Our Operant Behavior
In some ways operant behaviors are the most important of all of our behaviors. We will therefore discuss operant behavior first. A good general way to identify which of our many behaviors is operant is to identify its physiological roots. Operant behavior is influenced by our central nervous system (our brain and spinal chord) and it is executed by thinking and/or by moving. This may sound simple, but of course, it is not. We use movement to talk, write, send email, to make and rear children, and to make war, etc. Movements require the use our skeletal (striped) muscles, which involves so much of our operant behavior.
The Simple Contingency
A simple contingency (con-tin-gin-see) only specifies that one thing must happen (a specific behavior) before another thing happens (a consequence). It includes only a behavior and a consequence.
So, for example, if you want the door to open, you must turn the knob and pull or push. If you want a home loan you must select a mortgage company and make-out an application. The door is likely to open and the loan likely to be granted, contingent upon your doing the appropriate behavior. Similarly, a child may learn to make a polite request because that gets him what he wants. Or, a child may learn to throw a temper tantrum because that gets him what he wants.

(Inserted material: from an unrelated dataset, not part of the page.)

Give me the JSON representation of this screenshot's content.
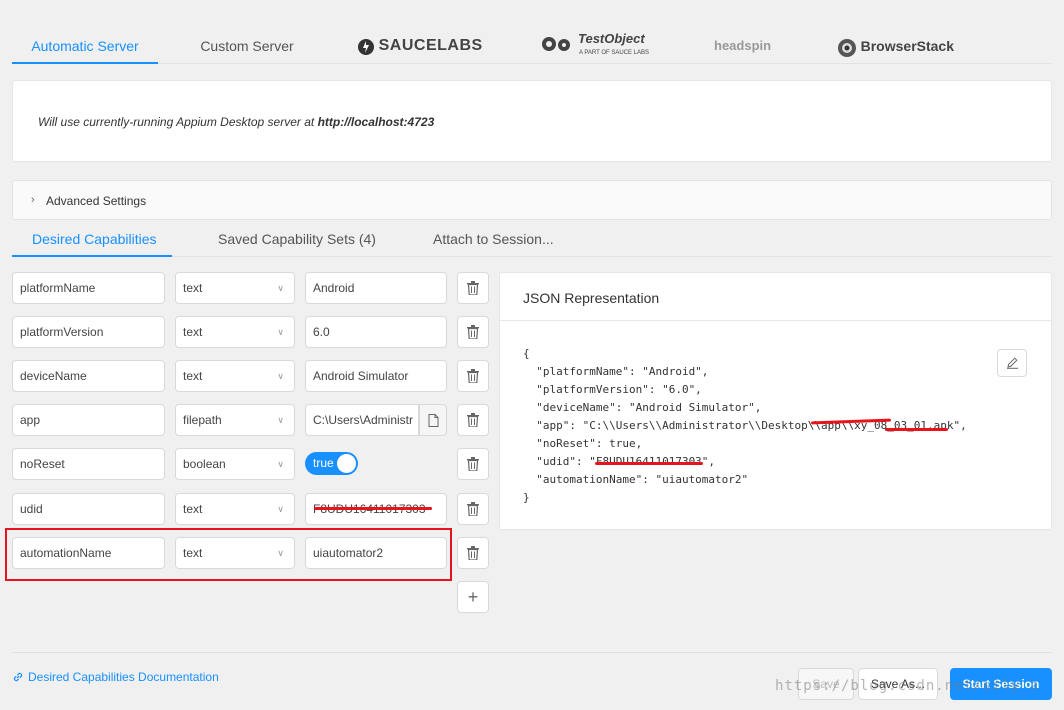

A more complicated contingency involves three separate things. This is called the three-term-contingency and it involves 1. the situation or events that happen before a behavior, 2. the behavior, and 2. the consequence. Operant behavior takes place in the real world in countless fluid ways. But all operant behavior can easily be seen in this before, behavior, and after context. From birth to death we are immersed in a universe of three-term-contingencies. Again, the three parts to the world of our operant thoughts and actions are.
1. The stimuli or cues from our environment that precede our actions.
2. Our specific behaviors or actions in the presence of those stimuli or cues.
3. The consequences of our actions that may strengthen or weaken the probability that we will do those actions again in the future.
Human operant behavior changes as its physical and social environment changes and as the consequences of behavior change. We should not miss the fact that normally the most skilled sailors live by the sea, the best trackers and hunters live in the forest, and the best mountain climbers live in the mountains. When people in these environments behave effectively they are rewarded: they eat well and prosper. If they fail to do so, they may perish.
It took a detailed scientific analysis, based upon E. L. Thorndike’s (1987) Law of Effect, to understand and appreciate how the environment shapes our behavior into complex bundles of actions that are both common among most everyone and also those that are unique to each of us. The law of effect relates to operant behavior and, as you may recall, it simply states that consequences control operant behavior.
Dr. Tom 4/21/10